=== Source data ===
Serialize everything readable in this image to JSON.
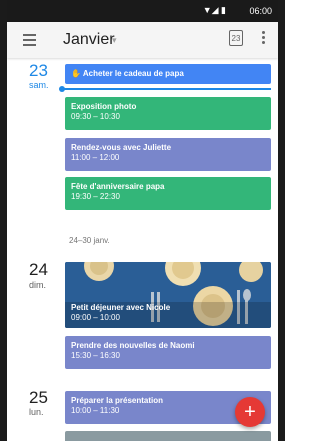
{
  "status": {
    "time": "06:00"
  },
  "appbar": {
    "month": "Janvier",
    "calendar_day": "23"
  },
  "days": [
    {
      "num": "23",
      "label": "sam."
    },
    {
      "num": "24",
      "label": "dim."
    },
    {
      "num": "25",
      "label": "lun."
    }
  ],
  "reminder": {
    "label": "Acheter le cadeau de papa"
  },
  "events": [
    {
      "title": "Exposition photo",
      "time": "09:30 – 10:30"
    },
    {
      "title": "Rendez-vous avec Juliette",
      "time": "11:00 – 12:00"
    },
    {
      "title": "Fête d'anniversaire papa",
      "time": "19:30 – 22:30"
    },
    {
      "title": "Petit déjeuner avec Nicole",
      "time": "09:00 – 10:00"
    },
    {
      "title": "Prendre des nouvelles de Naomi",
      "time": "15:30 – 16:30"
    },
    {
      "title": "Préparer la présentation",
      "time": "10:00 – 11:30"
    }
  ],
  "week_range": "24–30 janv.",
  "fab": {
    "label": "+"
  },
  "colors": {
    "blue": "#4285f4",
    "green": "#33b679",
    "purple": "#7986cb",
    "accent": "#1e88e5",
    "fab": "#e53935"
  }
}
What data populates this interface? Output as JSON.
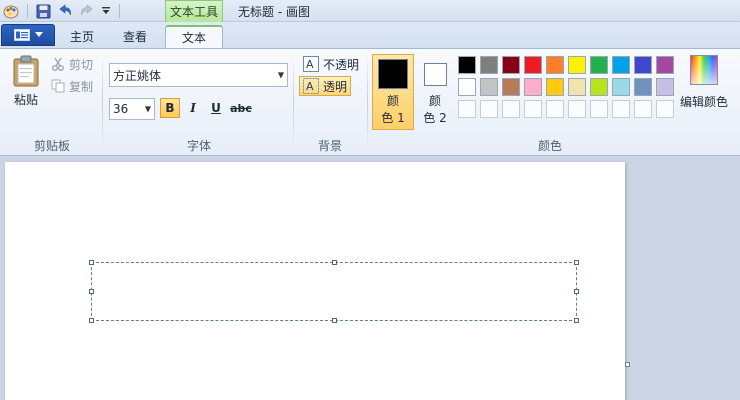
{
  "window": {
    "title": "无标题 - 画图",
    "context_tab_title": "文本工具"
  },
  "tabs": [
    {
      "label": "主页"
    },
    {
      "label": "查看"
    },
    {
      "label": "文本"
    }
  ],
  "groups": {
    "clipboard": {
      "label": "剪贴板",
      "paste": "粘贴",
      "cut": "剪切",
      "copy": "复制"
    },
    "font": {
      "label": "字体",
      "font_name": "方正姚体",
      "font_size": "36",
      "bold": "B",
      "italic": "I",
      "underline": "U",
      "strikethrough": "abc"
    },
    "background": {
      "label": "背景",
      "opaque": "不透明",
      "transparent": "透明"
    },
    "colors": {
      "label": "颜色",
      "color1_line1": "颜",
      "color1_line2": "色 1",
      "color2_line1": "颜",
      "color2_line2": "色 2",
      "edit_colors": "编辑颜色"
    }
  },
  "palette": {
    "color1": "#000000",
    "color2": "#ffffff",
    "row1": [
      "#000000",
      "#7f7f7f",
      "#880015",
      "#ed1c24",
      "#ff7f27",
      "#fff200",
      "#22b14c",
      "#00a2e8",
      "#3f48cc",
      "#a349a4"
    ],
    "row2": [
      "#ffffff",
      "#c3c3c3",
      "#b97a57",
      "#ffaec9",
      "#ffc90e",
      "#efe4b0",
      "#b5e61d",
      "#99d9ea",
      "#7092be",
      "#c8bfe7"
    ]
  }
}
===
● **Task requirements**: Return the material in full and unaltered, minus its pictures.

● **Exercise result**:
Serialize everything readable in this image to JSON.
{
  "status": {
    "time": "06:00"
  },
  "appbar": {
    "month": "Janvier",
    "calendar_day": "23"
  },
  "days": [
    {
      "num": "23",
      "label": "sam."
    },
    {
      "num": "24",
      "label": "dim."
    },
    {
      "num": "25",
      "label": "lun."
    }
  ],
  "reminder": {
    "label": "Acheter le cadeau de papa"
  },
  "events": [
    {
      "title": "Exposition photo",
      "time": "09:30 – 10:30"
    },
    {
      "title": "Rendez-vous avec Juliette",
      "time": "11:00 – 12:00"
    },
    {
      "title": "Fête d'anniversaire papa",
      "time": "19:30 – 22:30"
    },
    {
      "title": "Petit déjeuner avec Nicole",
      "time": "09:00 – 10:00"
    },
    {
      "title": "Prendre des nouvelles de Naomi",
      "time": "15:30 – 16:30"
    },
    {
      "title": "Préparer la présentation",
      "time": "10:00 – 11:30"
    }
  ],
  "week_range": "24–30 janv.",
  "fab": {
    "label": "+"
  },
  "colors": {
    "blue": "#4285f4",
    "green": "#33b679",
    "purple": "#7986cb",
    "accent": "#1e88e5",
    "fab": "#e53935"
  }
}
What data populates this interface? Output as JSON.
{
  "window": {
    "title": "无标题 - 画图",
    "context_tab_title": "文本工具"
  },
  "tabs": [
    {
      "label": "主页"
    },
    {
      "label": "查看"
    },
    {
      "label": "文本"
    }
  ],
  "groups": {
    "clipboard": {
      "label": "剪贴板",
      "paste": "粘贴",
      "cut": "剪切",
      "copy": "复制"
    },
    "font": {
      "label": "字体",
      "font_name": "方正姚体",
      "font_size": "36",
      "bold": "B",
      "italic": "I",
      "underline": "U",
      "strikethrough": "abc"
    },
    "background": {
      "label": "背景",
      "opaque": "不透明",
      "transparent": "透明"
    },
    "colors": {
      "label": "颜色",
      "color1_line1": "颜",
      "color1_line2": "色 1",
      "color2_line1": "颜",
      "color2_line2": "色 2",
      "edit_colors": "编辑颜色"
    }
  },
  "palette": {
    "color1": "#000000",
    "color2": "#ffffff",
    "row1": [
      "#000000",
      "#7f7f7f",
      "#880015",
      "#ed1c24",
      "#ff7f27",
      "#fff200",
      "#22b14c",
      "#00a2e8",
      "#3f48cc",
      "#a349a4"
    ],
    "row2": [
      "#ffffff",
      "#c3c3c3",
      "#b97a57",
      "#ffaec9",
      "#ffc90e",
      "#efe4b0",
      "#b5e61d",
      "#99d9ea",
      "#7092be",
      "#c8bfe7"
    ]
  }
}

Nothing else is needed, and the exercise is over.